He has been a fighter with the group Mai Mai since 2011. He didn’t leave the group until December.
“I spent New Year’s at home for the first time in a long time. My mother and father are both dead, so I couldn’t celebrate New Year’s with them anymore.”
Mason is the most sought profession
The ETN centre offers three branches for professional education: masonry, carpentry and cooking.
Most of the young sitting in class now, hope to study the craft of mason. Being a cook feels strange. No one answers, when the director of the centre, David Ngabo, asks if the young know the kind of work a cook can do.
“Students from last year’s class got work in fine hotels all the way in Goma”, Ngabo reassures.
Entrepreneurship and customer service are a part of common studies for everyone. The first two hours of every morning are given to learning how to read and write. Some of the young have spent their entire childhood and adolescence in the woods. Not everyone can even write their own name.
Combatant: a profession like any other
Becoming a combatant is a very natural option for many young people in North Kivu. For many, their families have been forced to run away from the fighting many times. There isn’t enough money for food, let alone school fees. Poverty limits the available options.
In addition, the youth of Masisi have grown up in the shadow of violence. Conflicts in the area have raged for decades. The Rwandan genocide and the refugees created by it were followed to the region by another war, one that never really ended. Every day, young people can be seen walking around with Kalashnikovs in their hands.
Many who have become fighters come to be disappointed by their choice. “Ordinary soldiers don’t get paid. They can be happy to get some food”, explains one of the school teachers, Heritier Nguma, himself a former child soldier.
“I was a soldier for three years. All the money went to the officers.”
Students are found by circling the villages
Even if the career of a soldier doesn’t amount to the expectations, abandoning an old way of living is difficult for many. Enrolling in studies is a tall order.
“We ask priests to spread information on our educational opportunities in churches and police officers and officials in their areas. Graduated students also recommend new students for us. Most of our recruiting, however, is based on us going around the villages talking to people. That way we come to know who might be interested in studying”, Ngabo explains.
Around Masisi, the young people who have left their armed groups are in constant danger. Many are recognized as combatants, and the surrounding community shuns and even fears them. Others might be hunted by their former groups that try to get them back in their ranks.
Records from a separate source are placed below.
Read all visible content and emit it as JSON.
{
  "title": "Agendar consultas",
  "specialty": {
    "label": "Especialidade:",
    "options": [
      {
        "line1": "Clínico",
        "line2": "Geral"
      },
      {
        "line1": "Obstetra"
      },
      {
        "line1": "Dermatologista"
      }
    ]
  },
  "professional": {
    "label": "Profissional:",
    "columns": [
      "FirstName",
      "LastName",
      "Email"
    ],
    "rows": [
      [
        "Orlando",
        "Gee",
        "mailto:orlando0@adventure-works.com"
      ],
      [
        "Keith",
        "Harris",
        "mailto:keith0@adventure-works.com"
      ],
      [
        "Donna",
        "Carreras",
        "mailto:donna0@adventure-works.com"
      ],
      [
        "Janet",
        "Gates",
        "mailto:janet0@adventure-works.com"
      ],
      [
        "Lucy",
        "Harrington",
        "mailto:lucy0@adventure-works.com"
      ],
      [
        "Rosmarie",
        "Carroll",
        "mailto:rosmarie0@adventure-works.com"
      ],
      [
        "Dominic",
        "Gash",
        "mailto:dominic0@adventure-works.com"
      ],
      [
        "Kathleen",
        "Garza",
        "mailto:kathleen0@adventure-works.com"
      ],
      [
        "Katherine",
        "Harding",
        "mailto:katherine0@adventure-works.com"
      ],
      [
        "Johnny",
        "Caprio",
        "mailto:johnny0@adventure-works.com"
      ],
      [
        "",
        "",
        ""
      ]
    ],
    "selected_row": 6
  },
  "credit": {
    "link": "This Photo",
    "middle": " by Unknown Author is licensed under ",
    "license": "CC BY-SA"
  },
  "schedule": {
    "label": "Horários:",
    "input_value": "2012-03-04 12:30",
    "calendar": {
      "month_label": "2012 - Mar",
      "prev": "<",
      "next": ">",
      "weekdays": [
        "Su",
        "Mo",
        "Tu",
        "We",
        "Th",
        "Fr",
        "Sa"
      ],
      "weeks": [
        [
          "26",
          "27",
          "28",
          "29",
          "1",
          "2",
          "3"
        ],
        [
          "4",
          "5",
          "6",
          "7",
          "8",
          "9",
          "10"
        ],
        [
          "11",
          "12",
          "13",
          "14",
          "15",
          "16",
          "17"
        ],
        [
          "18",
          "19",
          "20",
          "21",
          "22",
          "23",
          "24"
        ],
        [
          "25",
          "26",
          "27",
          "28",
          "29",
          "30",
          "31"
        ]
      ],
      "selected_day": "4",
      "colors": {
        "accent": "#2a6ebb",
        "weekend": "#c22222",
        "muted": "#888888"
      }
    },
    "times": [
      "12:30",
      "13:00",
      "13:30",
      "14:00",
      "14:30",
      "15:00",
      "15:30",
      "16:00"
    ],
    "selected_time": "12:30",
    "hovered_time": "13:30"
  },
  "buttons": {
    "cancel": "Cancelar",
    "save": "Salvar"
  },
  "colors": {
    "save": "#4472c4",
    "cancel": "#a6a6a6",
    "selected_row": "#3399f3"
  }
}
“The problem last year was that large groups of young people caused fear. Such groups might have been considered as new fighting forces. That’s why we got school uniforms and ID cards for all our students proving that they are participating in our program and have laid down their arms”, Ngabo tells.
A big decision
Both men and women fight for the armed groups of North Kivu. The groups don’t care about gender differences. David Ngabo and Marc Balekage are hoping that this year more than half of the students would be girls. But after two hours of registration, only a few have come by.
Then the crowd outside the door stirs. A small, doll-faced and very pale girl is standing outside the centre.
“He has been a fighter for the Mai Mai group for five years. Her rank is major”, Balekage says.
The serious looking girl tells that she has come to register. She doesn’t yet step in the door thought.
As we leave, the girl still stands in front of the ETN centre.
She has a big decision to make.
Finn Church Aid is funding ETN education centres in Masisi and Goma. Approximately 385 children are studying in them. Most of the students are former combatants. In 2014, approximately 40 % of students were female. In 2015, the goal is 60 %. FCA supports the centres with 100 000 euros annually.
Text: Satu Helin